Water: Nonpoint Source Success Stories
South Dakota (Section 319I - 1994)
South Dakota's nonpoint source program will take a balanced approach using four major elements-- implementation, demonstration, information and education, and research--to achieve better water quality. The programs's ultimate goal is to implement best management practices to contain nonpoint sources of water pollution. To achieve this goal, the East Dakota Water Development District worked with local city and county groups to develop and pass local ordinances to ensure groundwater and wellhead protection.
Protecting the Big Sioux Aquifer
Aquifers are significantly tied to surface waters, making them sensitive and vulnerable to both point and nonpoint source contamination. This is why the East Dakota Water Development District (EDWDD), a regional organization concerned with water issues, spearheaded a movement to learn more about aquifers, their relative sensitivity to contamination, and measures needed to protect them. The Big Sioux Aquifer and other smaller surface aquifers lie under approximately 1,000 square miles of eastern South Dakota. They supply drinking water to about one-third of the state's population.
Although no widespread pollution problem existed, studies had uncovered isolated cases of contamination. Nitrate has contaminated numerous public water supplies, and some 80 cases of methemoglobinemia (blue baby disease) have been documented, with approximately $2.6 million spent to replace or drill new wells to avoid high nitrate levels. In one study, 30 percent of the private wells tested had bacterial contamination and/or nitrate levels above safe drinking water standards. Clearly, a grassroots effort was needed to protect the aquifers.
With $204,996 of section 319 funds and $136,000 in in-kind contributions from citizens and other organizations, the EDWDD began the Big Sioux Aquifer Protection Project. Its goal was to protect the Big Sioux Aquifer and other sensitive shallow aquifers from contamination. Its method was to develop and pass local zoning ordinances to ensure protection.
Before such a project could be effective, an intensive information and education campaign was needed to inform local organizations--primarily counties and cities--and citizens about the potential problems threatening their water supplies. Through meetings with various community and other public groups, the EDWDD urged individuals and organizations to take quick, decisive action to protect their most important natural resource.
To begin the project, EDWDD identified shallow aquifers vulnerable to contamination and located 30 public water supply wells within the project area. It also gathered as much information as possible about the public water supply wells to help delineate a wellhead protection area (WHPA) for each one. The most useful information included public supply, well depth, pumpage rate, hydraulic gradient, and transmissivity.

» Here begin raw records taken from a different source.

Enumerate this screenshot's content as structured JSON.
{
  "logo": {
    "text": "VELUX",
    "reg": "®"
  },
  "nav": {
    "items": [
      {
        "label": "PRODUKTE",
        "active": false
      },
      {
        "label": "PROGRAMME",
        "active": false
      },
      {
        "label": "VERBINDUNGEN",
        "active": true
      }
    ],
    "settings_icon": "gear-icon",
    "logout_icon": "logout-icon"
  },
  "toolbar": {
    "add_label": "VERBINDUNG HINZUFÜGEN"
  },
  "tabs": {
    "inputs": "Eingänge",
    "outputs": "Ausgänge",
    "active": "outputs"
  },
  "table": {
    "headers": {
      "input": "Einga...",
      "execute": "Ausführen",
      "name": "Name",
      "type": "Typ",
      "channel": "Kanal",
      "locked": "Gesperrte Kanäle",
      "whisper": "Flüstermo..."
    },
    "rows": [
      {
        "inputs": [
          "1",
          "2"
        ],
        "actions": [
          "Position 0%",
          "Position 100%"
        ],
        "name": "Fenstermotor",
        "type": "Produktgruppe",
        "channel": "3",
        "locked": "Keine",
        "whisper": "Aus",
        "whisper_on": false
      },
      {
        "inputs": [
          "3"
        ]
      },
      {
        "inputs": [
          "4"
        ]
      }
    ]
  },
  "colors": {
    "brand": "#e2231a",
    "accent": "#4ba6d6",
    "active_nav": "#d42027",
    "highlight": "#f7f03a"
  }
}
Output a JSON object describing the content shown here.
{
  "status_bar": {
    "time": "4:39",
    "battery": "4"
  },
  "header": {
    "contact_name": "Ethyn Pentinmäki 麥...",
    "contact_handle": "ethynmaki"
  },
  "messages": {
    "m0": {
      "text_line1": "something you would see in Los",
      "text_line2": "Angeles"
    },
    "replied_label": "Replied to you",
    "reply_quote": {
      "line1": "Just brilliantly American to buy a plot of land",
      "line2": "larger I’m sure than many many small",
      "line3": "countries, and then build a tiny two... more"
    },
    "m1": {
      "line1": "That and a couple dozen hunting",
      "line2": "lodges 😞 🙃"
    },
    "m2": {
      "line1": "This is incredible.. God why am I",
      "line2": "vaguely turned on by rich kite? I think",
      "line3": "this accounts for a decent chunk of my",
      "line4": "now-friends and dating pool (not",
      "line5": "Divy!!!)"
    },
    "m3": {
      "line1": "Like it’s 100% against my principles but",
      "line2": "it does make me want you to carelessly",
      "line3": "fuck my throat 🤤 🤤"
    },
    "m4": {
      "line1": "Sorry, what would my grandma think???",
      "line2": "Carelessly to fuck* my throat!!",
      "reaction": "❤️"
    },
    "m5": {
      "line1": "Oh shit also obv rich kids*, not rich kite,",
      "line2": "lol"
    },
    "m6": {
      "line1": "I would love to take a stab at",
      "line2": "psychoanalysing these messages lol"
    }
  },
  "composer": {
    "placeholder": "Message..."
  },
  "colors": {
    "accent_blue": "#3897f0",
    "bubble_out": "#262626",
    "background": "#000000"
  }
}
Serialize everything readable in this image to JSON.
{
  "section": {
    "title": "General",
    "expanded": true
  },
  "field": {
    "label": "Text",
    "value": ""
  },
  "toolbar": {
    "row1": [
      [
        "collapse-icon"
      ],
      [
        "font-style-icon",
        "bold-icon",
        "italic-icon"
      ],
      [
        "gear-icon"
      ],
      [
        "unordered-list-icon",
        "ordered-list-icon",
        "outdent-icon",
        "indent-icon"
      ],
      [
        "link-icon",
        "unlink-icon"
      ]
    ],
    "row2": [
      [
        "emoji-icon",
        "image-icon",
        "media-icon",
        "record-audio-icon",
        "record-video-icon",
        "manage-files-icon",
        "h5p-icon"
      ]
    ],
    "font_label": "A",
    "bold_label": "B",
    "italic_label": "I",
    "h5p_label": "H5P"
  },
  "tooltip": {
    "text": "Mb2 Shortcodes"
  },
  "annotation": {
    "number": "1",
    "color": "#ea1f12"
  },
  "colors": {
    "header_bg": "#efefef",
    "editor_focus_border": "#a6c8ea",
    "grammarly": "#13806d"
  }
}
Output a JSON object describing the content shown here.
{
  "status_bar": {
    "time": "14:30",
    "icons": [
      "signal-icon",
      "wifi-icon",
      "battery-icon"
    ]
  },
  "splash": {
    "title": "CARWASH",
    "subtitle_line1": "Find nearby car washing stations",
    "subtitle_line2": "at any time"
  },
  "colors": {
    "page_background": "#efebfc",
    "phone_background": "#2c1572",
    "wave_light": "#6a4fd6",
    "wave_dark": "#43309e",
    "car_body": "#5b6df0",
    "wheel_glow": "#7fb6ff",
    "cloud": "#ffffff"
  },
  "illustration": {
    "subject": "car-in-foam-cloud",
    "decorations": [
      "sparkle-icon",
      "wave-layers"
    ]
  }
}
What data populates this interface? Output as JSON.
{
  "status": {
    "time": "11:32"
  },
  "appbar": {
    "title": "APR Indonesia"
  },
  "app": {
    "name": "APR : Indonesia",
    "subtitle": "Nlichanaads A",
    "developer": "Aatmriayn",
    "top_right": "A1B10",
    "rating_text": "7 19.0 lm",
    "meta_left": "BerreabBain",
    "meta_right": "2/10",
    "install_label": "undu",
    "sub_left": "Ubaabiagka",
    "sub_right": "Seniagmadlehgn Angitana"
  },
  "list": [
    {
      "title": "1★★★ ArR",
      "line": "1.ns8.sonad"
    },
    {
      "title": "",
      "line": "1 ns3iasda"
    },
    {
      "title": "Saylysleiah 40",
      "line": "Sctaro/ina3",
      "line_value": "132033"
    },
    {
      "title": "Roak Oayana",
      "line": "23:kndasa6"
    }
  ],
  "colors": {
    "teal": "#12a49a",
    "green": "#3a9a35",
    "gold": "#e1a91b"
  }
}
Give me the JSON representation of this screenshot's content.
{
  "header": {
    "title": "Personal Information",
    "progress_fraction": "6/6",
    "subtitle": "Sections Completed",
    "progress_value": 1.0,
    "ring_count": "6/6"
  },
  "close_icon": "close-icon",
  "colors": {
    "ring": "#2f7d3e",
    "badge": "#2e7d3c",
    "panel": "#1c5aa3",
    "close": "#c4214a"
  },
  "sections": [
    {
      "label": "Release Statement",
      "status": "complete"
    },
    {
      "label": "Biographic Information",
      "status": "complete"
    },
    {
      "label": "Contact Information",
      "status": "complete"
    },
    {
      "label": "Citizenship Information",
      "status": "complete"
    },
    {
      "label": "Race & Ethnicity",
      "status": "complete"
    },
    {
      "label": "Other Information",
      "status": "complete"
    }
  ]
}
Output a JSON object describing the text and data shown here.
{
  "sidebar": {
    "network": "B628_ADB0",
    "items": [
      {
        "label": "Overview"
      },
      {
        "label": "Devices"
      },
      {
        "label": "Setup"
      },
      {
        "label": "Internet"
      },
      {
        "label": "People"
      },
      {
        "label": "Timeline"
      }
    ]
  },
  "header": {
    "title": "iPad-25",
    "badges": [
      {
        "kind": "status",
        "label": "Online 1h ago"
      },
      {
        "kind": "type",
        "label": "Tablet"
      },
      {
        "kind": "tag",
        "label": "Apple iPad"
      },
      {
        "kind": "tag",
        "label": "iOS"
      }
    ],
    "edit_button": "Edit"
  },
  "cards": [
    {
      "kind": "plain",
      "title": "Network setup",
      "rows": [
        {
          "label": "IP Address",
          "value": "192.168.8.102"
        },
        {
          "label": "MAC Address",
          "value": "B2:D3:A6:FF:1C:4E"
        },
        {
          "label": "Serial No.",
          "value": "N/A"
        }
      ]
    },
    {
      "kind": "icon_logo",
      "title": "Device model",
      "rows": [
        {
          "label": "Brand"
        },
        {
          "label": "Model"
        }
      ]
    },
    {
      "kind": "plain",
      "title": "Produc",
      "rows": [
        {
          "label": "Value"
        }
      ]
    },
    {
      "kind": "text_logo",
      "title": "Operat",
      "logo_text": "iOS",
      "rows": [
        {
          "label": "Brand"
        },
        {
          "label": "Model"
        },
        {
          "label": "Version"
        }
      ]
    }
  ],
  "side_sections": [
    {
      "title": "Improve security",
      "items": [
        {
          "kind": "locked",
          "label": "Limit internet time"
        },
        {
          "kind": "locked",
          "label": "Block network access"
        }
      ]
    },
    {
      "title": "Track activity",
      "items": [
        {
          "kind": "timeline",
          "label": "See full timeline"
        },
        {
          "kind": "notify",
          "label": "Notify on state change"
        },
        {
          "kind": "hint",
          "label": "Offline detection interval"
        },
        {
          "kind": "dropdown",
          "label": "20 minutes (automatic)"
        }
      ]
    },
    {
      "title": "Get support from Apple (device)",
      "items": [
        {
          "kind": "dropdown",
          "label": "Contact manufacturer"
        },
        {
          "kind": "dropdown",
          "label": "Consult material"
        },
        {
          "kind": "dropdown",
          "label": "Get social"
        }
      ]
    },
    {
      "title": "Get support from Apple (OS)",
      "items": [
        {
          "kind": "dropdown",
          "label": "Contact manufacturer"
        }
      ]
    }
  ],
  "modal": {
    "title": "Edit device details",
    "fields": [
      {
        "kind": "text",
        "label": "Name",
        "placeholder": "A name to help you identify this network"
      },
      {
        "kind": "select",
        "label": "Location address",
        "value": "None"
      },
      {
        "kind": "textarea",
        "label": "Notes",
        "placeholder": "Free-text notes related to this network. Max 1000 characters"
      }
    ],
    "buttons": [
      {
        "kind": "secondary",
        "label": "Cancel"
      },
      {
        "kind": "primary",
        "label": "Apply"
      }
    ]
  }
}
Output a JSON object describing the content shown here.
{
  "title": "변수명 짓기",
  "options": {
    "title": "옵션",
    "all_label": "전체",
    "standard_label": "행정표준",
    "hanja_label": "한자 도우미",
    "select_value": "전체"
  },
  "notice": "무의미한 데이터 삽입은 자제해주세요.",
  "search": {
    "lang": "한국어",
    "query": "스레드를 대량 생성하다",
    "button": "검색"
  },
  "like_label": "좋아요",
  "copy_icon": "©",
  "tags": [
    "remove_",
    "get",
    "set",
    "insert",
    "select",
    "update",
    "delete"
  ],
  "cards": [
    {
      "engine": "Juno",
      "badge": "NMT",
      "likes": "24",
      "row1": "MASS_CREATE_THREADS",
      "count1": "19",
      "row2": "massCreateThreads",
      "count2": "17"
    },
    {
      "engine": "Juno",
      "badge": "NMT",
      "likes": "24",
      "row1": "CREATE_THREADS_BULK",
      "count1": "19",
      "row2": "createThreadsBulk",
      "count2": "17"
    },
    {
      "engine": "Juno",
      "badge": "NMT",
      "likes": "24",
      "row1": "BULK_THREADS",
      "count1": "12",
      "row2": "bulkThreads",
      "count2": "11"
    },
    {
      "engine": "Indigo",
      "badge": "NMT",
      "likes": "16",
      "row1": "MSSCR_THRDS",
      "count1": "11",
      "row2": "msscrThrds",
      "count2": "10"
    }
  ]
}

EDWDD developed a model groundwater protection ordinance that allowed city or county zoning authorities to limit the kinds of activities within the WHPA and used it to promote the concept of groundwater protection through regulation. Over a period of two years, localities modified the model ordinance to develop ordinances to - accommodate local conditions. As of August 1993, two cities and nine counties had adopted ordinances, with several more in the process.
Local ordinances protect groundwater by limiting or prohibiting specific activities within the WHPA such as:
- New feedlots and/or manure storage facilities,
- Solid waste storage facilities--dumps and landfills,
- Deicing chemical and road salt storage,
- Car washes--oil, degreasers, and other associated contaminants,
- Open burning,
- Wastewater facilities,
- Waste oil spreading on the land,
- Storage of various hazardous or toxic chemicals such as PCBs,
- Activities associated with internal combustion engines such as auto service/repair stations and junk yards,
- Class V wells, and
- Fall application of fertilizers containing nitrogen.
Since ordinances are not designed to deal with accidents such as hazardous or toxic material spills, the City of Sioux Falls is developing a water supply contingency plan. Other communities have expressed interest in developing similar contingency plans.
To identify and address existing sources of contaminants, EDWDD undertook five additional activities under the project. They were:
- A Class V Injection Well Control Demonstration Project that identified 15 Class V wells (activities that dispose of waste, other than household, through a septic tank) and prepared measures to eventually close those wells;
- An informational video that discussed the Class V injection well issue;
- A Shallow Abandoned Well Sealing Demonstration Project to seal unused wells that could contaminate the underlying aquifer;
- A USDA Big Sioux Aquifer Water Quality Demonstration Project to demonstrate the impact of selected BMPs on water quality of groundwater; and
- A study of feedlot contaminants of shallow aquifers to track the aerial extent and magnitude of groundwater contamination from six feedlots.
Other related area activities included installing 48 monitoring wells within nine WHPAs to provide an early detection system and using the Farm*A*Syst Program to inform landowners in rural areas about threats to their domestic wells.
This protection project has clearly succeeded in limiting or preventing activities that could contaminate groundwater. The variety of activities contained in the project evoked much interest, and the project sponsor was invited to speak at a number of national and regional conferences. The concept of using ordinances to protect aquifers in urban and/or rural areas has been effectively used by other states throughout the country to protect water quality.